Cosmopolitan on soil in open, sunny habitats. It is widespread at low elevations in the eastern parts of Tasmania, usually occurring on dolerite- or basalt-derived soil in grassland and dry sclerophyll woodland. As well as potentially forming extensive, continuous patches on otherwise bare soil, this species has a remarkable knack of colonising the most localised microhabitats, such as narrow pockets of consolidated soil between small stones or exposed tree roots, or in the shelter of larger boulders. A study by Leavitt et al. (2018) suggests that across its global range, P. decipiens (which is based on a European type) includes several geographically separated cryptic species. These authors also consider that secondary chemistry is of limited use in distinguishing the different lineages.

St Marys Pass, 41°34’S 148°12’E, 350 m, 1973, G.C. Bratt 73/618 (HO); Pontville, Church of England cemetery, 42°41’S 147°16’E, 70 m, 2002, G. Kantvilas 579/02 (HO); Mt Forestier summit area, 42°55’S 147°51’E, 315 m, 2020, G. Kantvilas 94/20 (HO).


Leavitt SD, Westberg M, Nelsen MP, Elix JA, Timdal E, Sohrabi M, St Clair LL, Williams L, Wedin M, Lumbsch HT (2018) Multiple, distinct intercontinental lineages but isolation of Australian populations in a cosmopolitan lichen-forming fungal taxon, Psora decipiens (Psoraceae, Ascomycota). Frontiers in Microbiology 9 1–15.

Lumbsch HT, Kothe HW (1993) Die Entwicklung der Thalli von Eremastrella crystallifera und ihre taxonomische Bedetung (Psoraceae; Ascomycotina). Nova Hedwigia 57 19–32.

Schneider G (1979) Die Flechtengattung Psora sensu Zahlbruckner. Bibliotheca Lichenologica 13 1–291.

Timdal E (1984) The delimitation of Psora (Lecideaceae) and related genera, with notes on some species. Nordic Journal of Botany 4 525–540.

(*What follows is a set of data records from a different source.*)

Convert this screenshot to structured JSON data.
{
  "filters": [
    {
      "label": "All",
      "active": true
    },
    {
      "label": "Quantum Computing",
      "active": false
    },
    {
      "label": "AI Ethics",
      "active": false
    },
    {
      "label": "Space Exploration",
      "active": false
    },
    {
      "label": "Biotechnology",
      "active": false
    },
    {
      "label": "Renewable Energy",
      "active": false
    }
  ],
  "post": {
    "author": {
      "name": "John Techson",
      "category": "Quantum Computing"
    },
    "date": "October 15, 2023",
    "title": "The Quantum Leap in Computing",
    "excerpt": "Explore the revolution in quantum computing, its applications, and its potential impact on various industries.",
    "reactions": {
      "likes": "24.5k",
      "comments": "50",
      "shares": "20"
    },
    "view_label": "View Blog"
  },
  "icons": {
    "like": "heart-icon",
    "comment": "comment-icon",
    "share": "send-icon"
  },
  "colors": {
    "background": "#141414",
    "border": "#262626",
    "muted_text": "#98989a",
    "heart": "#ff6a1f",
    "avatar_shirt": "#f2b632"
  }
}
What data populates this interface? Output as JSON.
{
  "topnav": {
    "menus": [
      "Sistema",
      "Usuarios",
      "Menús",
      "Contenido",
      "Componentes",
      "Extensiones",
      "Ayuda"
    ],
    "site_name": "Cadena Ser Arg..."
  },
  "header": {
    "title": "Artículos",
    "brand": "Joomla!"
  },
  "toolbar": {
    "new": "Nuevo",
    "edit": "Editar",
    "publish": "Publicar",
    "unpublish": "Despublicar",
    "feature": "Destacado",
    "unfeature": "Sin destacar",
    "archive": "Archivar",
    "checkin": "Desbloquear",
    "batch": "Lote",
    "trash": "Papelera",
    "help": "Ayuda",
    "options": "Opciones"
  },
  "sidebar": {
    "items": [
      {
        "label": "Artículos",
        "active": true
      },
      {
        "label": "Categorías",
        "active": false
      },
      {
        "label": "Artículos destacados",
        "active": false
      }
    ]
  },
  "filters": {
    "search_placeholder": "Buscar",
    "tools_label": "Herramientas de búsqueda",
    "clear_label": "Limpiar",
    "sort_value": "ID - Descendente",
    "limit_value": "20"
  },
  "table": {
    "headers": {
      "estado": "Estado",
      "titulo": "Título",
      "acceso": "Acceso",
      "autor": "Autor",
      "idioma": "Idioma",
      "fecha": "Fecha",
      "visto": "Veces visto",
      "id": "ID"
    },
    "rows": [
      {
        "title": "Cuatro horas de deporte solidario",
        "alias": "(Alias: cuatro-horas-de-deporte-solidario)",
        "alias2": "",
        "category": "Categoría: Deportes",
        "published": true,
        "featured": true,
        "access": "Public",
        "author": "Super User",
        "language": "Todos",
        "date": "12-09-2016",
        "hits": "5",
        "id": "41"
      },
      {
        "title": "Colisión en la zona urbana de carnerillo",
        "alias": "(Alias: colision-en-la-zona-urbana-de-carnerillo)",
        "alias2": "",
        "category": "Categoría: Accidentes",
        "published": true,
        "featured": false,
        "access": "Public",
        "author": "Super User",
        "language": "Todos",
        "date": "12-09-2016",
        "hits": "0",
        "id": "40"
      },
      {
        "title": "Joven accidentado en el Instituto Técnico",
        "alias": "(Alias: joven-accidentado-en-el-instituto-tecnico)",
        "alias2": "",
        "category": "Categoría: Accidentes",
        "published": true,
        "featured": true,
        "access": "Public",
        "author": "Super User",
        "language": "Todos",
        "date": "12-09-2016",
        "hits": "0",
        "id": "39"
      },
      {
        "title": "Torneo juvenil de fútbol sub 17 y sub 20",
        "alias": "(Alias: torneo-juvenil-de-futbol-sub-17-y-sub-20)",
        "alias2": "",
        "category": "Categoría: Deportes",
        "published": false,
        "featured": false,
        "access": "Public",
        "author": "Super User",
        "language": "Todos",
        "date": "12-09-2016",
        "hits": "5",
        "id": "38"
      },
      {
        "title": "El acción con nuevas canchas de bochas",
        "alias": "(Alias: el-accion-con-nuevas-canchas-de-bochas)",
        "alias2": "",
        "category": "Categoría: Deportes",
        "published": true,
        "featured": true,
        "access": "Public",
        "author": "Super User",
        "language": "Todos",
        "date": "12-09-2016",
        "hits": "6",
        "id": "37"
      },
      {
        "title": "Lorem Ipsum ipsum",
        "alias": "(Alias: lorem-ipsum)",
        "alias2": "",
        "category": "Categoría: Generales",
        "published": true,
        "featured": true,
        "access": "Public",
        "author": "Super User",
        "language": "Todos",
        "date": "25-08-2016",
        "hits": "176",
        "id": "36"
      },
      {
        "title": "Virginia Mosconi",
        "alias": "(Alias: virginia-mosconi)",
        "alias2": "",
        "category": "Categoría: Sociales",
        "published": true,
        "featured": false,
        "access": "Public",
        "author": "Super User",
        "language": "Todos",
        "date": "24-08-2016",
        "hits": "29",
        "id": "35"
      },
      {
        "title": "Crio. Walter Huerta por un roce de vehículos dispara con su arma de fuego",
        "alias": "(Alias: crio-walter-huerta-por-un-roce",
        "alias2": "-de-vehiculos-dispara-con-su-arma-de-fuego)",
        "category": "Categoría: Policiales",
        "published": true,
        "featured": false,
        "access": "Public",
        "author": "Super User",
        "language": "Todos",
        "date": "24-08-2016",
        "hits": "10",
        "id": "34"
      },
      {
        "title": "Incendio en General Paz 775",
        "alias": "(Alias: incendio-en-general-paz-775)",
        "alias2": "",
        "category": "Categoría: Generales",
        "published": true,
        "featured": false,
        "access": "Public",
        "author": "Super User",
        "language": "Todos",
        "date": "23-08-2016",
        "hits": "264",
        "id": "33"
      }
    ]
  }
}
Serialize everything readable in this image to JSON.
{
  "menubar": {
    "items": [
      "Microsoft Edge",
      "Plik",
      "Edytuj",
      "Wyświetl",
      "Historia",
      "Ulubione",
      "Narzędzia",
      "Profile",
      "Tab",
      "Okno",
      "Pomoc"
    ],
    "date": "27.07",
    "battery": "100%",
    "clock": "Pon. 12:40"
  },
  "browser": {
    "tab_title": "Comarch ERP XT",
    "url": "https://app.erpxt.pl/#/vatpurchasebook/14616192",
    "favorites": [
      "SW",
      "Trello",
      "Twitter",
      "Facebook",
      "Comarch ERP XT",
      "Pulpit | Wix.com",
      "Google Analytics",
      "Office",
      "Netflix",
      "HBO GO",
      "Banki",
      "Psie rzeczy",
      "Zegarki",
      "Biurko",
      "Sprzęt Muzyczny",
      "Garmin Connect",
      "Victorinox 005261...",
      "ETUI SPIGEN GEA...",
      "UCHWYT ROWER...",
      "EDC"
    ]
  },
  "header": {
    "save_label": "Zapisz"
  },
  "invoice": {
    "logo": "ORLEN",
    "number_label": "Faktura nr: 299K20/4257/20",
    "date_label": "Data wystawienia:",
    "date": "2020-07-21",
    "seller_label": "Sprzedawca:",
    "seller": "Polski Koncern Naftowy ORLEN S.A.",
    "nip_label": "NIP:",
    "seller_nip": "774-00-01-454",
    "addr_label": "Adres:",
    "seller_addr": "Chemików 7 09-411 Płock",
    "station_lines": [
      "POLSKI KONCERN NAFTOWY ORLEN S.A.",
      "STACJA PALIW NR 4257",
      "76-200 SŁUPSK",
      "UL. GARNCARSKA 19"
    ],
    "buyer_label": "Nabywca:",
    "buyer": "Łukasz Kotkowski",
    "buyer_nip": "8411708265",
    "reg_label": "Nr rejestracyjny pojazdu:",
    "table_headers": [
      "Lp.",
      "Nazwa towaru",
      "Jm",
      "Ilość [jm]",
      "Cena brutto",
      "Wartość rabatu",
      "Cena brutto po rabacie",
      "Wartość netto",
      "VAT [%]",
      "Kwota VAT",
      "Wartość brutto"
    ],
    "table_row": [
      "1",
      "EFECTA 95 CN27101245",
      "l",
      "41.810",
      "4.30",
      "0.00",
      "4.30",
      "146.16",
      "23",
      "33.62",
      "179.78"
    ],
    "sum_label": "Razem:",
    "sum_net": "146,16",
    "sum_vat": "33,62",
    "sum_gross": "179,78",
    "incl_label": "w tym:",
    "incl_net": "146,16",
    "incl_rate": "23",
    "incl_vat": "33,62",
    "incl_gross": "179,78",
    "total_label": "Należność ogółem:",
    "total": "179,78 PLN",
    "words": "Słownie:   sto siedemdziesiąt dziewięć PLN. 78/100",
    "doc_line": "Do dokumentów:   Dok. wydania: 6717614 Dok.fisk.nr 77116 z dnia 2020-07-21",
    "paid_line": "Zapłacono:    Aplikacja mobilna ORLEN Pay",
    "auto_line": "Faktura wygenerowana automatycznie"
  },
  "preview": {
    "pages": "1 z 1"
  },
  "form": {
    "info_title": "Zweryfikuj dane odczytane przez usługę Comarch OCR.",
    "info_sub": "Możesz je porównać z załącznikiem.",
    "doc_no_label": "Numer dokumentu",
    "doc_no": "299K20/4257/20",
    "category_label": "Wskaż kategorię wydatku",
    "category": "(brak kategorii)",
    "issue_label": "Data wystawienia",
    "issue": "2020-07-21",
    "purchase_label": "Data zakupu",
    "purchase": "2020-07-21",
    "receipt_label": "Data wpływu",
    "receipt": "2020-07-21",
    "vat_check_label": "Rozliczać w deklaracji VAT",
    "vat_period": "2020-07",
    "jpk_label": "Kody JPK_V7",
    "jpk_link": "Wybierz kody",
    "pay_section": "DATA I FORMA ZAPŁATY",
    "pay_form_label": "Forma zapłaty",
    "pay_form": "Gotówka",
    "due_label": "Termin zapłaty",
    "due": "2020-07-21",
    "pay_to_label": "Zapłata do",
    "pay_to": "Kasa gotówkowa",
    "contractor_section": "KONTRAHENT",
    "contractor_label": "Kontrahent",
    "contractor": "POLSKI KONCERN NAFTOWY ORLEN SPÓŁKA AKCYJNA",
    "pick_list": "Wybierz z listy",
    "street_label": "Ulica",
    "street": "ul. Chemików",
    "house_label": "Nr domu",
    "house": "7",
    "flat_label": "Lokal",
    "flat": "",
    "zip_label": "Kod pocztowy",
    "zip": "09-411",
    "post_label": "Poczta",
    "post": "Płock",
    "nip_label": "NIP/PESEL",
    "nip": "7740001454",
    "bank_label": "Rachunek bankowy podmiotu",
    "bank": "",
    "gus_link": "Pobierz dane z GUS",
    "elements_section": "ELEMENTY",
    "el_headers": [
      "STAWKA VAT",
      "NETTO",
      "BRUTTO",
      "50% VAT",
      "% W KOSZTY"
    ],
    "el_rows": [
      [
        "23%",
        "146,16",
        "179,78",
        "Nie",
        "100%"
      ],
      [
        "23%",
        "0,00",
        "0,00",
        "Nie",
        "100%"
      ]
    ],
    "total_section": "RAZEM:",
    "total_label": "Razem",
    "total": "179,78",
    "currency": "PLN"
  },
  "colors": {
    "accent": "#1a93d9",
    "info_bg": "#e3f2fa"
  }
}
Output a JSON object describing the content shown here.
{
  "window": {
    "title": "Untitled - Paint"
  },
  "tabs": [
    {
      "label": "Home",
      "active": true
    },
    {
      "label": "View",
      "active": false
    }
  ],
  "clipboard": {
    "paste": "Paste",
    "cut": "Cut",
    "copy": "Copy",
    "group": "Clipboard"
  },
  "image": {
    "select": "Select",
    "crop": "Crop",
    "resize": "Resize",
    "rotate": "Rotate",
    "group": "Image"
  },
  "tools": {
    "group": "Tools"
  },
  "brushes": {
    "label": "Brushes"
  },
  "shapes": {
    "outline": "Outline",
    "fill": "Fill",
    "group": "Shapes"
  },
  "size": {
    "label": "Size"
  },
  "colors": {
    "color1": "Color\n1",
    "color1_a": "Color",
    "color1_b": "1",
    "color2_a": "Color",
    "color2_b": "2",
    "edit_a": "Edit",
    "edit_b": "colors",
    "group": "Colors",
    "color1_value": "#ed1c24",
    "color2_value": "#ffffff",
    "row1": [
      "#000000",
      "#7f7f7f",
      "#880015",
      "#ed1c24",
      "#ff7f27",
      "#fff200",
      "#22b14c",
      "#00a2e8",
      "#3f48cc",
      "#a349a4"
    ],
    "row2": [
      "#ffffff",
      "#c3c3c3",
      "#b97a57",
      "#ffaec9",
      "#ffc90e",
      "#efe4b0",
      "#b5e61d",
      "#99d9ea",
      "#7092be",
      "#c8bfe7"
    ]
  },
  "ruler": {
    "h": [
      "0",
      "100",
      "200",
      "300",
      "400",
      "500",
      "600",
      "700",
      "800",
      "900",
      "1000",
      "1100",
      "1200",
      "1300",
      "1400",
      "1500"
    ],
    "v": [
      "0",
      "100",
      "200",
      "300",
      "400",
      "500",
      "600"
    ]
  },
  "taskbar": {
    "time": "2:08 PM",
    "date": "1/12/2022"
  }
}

Timdal E (1986) A revision of Psora (Lecideaceae) in North America. Bryologist 89 253–275.

  1. This work can be cited as: Kantvilas G (2024). Psora, version 2024:1. In MF de Salas (Ed.) Flora of Tasmania Online. 3 pp. (Tasmanian Herbarium, Tasmanian Museum and Art Gallery: Hobart). (accessed ).  ↩︎

  2. Tasmanian Herbarium, Tasmanian Museum & Art Gallery, PO Box 5058, UTAS LPO, Sandy Bay, TAS 7005, Australia.  ↩︎